The juvenile justice system was created more than a century ago to assist, rather than punish, children like Jason. A product of the emerging twentieth-century concept of childhood as a period of innocence and malleability, the system was founded on the premise that delinquent acts by children were not born of malevolence, but rather were a product of antecedent forces largely beyond their control. The juvenile justice system was therefore to stand apart from the criminal justice system both substantively and procedurally. “The child was to be ‘treated’ and ‘rehabilitated,”‘ the Supreme Court would later reflect, “and the ‘procedures,’ from apprehension through institutionalization, were to be ‘clinical’ rather than punitive.” Criminal jurisprudence was eschewed in favor of procedural informality and nearly unfettered discretion, which, reformers believed, would best enable courts to diagnose and fashion an individualized cure for each child’s delinquent behavior.

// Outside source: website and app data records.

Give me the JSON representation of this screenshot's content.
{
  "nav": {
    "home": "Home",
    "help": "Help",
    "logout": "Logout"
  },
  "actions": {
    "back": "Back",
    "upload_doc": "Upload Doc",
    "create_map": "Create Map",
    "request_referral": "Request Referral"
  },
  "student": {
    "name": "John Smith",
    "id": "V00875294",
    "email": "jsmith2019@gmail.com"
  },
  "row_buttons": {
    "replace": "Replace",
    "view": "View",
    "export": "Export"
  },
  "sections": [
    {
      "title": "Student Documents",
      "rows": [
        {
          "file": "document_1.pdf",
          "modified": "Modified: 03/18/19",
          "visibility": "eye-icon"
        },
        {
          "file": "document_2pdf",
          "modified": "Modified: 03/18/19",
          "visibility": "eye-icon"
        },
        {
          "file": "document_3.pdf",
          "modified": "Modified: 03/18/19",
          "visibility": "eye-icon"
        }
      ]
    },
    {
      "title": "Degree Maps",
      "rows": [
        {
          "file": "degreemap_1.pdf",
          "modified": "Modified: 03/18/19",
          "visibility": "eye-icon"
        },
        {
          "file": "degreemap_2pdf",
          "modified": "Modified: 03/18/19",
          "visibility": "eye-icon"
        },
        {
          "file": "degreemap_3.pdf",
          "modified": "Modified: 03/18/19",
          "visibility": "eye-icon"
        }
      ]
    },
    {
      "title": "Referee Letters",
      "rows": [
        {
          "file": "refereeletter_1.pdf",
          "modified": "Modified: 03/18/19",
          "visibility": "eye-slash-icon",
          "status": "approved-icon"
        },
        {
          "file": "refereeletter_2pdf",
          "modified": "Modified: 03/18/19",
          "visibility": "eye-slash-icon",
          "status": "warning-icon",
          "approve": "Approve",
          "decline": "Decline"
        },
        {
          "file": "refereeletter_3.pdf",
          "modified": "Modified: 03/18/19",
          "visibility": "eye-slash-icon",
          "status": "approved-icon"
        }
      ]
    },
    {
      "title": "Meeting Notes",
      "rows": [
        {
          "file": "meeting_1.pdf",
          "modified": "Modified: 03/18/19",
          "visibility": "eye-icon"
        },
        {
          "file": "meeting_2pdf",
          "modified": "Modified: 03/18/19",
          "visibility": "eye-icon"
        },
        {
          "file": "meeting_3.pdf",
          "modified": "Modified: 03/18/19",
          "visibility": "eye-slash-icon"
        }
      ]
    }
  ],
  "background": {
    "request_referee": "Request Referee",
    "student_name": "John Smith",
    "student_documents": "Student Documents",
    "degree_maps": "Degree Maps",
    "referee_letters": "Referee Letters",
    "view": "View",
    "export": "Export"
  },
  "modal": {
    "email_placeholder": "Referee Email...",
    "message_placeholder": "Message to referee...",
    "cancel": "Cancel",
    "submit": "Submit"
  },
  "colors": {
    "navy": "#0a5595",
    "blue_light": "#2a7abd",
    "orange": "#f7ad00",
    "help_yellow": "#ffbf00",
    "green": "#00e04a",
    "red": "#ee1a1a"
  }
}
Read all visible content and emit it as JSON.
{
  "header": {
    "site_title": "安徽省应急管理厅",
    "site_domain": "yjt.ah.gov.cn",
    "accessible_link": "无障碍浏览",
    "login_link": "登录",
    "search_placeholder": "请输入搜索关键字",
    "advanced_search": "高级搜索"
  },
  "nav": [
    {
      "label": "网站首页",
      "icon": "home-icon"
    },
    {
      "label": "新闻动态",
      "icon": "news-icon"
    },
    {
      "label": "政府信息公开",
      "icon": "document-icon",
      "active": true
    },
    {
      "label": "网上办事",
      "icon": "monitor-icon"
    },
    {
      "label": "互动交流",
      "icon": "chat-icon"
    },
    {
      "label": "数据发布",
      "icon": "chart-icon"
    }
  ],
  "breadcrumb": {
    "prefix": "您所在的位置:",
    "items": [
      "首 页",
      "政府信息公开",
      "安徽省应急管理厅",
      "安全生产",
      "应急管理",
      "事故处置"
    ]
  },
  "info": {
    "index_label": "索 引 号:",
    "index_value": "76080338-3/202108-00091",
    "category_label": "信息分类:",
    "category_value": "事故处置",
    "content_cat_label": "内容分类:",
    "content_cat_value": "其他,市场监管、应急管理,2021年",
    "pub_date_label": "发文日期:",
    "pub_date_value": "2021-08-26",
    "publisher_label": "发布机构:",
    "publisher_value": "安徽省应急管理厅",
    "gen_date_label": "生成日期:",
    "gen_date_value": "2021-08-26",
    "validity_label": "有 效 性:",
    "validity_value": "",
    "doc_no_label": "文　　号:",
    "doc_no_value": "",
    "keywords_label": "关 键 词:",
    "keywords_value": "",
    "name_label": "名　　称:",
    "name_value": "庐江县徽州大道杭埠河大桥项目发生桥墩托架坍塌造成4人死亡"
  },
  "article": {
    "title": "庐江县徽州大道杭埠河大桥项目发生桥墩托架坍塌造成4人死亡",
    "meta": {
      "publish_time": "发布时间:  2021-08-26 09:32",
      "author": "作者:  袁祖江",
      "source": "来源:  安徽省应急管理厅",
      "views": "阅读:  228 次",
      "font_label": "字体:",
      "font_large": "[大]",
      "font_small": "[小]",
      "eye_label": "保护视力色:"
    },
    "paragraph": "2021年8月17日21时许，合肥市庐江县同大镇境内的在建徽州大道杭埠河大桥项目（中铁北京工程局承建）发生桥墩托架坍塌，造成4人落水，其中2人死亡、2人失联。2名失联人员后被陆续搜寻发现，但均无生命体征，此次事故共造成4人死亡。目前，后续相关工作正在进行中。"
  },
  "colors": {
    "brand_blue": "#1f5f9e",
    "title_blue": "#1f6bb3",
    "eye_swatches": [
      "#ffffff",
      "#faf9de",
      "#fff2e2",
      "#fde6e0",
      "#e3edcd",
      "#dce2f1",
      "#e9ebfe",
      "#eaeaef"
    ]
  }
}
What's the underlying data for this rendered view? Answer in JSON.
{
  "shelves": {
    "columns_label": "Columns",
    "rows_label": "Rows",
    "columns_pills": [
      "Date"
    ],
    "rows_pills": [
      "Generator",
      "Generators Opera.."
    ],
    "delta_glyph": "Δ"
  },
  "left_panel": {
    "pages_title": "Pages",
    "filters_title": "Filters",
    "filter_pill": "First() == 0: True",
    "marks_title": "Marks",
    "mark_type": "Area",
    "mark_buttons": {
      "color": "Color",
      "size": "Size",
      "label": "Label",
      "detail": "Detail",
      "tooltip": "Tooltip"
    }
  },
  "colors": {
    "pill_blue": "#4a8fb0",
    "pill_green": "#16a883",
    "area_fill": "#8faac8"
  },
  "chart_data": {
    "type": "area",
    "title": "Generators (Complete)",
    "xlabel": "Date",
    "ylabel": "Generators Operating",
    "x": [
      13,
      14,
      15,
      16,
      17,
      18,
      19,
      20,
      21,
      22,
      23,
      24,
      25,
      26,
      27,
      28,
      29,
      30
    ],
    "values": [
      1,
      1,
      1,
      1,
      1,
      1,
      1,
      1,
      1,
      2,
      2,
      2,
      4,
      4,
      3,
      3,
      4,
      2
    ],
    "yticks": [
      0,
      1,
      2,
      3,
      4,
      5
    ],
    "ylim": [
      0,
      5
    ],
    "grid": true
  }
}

DOJ guidance for mentally impaired detainees in immigration removal proceedings should be amended to provide counsel at earlier signs of incompetence.
Voting rights advocates should explore section 11(b) of the Voting Rights Act as a vehicle to combat voter intimidation.
Mandatory arbitration for guestworkers, a uniquely vulnerable group, will result in class inequality and worse conditions for all workers.
An evidentiary privilege to protect workers' confidential communications from disclosure in federal and state court proceedings would support unions.